Drone footage taken by Australian researchers has captured tens of thousands of sea turtles nesting on an island near the Great Barrier Reef.
Researchers from the Queensland Department of Environment and Science said on Tuesday (June 9) that drone technology has helped them more accurately survey the number of sea turtles nesting on Raine Island, the world's largest Green Turtle rookery.
In December of 2019, researchers flew a drone over Raine Island to survey up to 64,000 of the endangered turtles as they came ashore to nest.
Previously, researchers would paint a non-toxic white stripe down the turtles' shells and would count the turtles, those with and without white stripes, from a small boat. But this method of counting proved inaccurate due to visibility conditions, the researchers said in a media release. Using drone vision, they were able to analyse each frame in a laboratory, and calculated that the turtles' population had been under-estimated in the past by a factor of 1.73.

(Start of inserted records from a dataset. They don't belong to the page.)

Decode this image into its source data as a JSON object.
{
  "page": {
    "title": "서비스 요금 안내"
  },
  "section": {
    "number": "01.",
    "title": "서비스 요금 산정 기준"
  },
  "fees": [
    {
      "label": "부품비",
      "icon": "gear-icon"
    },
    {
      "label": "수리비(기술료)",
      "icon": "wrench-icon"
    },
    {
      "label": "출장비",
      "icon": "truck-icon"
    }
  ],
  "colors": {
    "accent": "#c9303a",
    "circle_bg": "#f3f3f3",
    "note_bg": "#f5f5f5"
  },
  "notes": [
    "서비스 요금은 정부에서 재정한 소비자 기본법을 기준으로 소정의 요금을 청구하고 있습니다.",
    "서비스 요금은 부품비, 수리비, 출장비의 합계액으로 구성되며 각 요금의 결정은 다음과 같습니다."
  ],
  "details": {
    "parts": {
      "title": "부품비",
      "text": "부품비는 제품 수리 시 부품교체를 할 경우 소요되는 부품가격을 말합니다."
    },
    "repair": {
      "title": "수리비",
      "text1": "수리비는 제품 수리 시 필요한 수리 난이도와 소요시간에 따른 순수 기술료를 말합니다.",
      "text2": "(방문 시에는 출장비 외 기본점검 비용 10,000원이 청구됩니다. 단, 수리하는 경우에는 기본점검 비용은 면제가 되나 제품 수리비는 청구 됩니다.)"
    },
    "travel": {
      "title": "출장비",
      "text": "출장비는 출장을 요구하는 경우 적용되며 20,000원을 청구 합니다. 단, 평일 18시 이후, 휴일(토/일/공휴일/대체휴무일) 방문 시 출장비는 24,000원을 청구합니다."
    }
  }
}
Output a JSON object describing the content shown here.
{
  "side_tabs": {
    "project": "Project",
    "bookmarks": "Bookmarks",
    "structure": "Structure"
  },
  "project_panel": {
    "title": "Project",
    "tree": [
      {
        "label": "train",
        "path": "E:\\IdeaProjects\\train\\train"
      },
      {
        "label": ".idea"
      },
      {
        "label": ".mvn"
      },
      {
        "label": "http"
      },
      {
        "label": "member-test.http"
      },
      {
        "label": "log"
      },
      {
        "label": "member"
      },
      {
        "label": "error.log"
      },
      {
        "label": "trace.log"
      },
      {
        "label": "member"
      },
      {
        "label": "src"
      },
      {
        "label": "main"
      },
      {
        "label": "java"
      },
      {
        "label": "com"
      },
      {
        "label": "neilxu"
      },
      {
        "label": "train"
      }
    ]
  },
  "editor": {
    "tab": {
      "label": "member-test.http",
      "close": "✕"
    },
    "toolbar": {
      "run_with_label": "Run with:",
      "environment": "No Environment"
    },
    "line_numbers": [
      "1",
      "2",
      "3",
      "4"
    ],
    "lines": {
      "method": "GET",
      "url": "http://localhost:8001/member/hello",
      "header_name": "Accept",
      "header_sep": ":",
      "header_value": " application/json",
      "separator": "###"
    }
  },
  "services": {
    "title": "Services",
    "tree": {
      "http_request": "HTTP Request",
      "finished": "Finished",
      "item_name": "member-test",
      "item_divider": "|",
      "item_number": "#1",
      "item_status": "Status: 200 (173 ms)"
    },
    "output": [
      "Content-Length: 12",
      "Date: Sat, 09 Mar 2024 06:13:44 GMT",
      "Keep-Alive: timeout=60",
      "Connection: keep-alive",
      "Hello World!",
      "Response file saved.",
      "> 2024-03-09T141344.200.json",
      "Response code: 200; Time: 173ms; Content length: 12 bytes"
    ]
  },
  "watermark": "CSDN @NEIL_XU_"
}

The Great Barrier Reef, covering 348,000 square km (134,000 square miles), was listed as a World Heritage site in 1981 as the most extensive and spectacular coral reef ecosystem on the planet.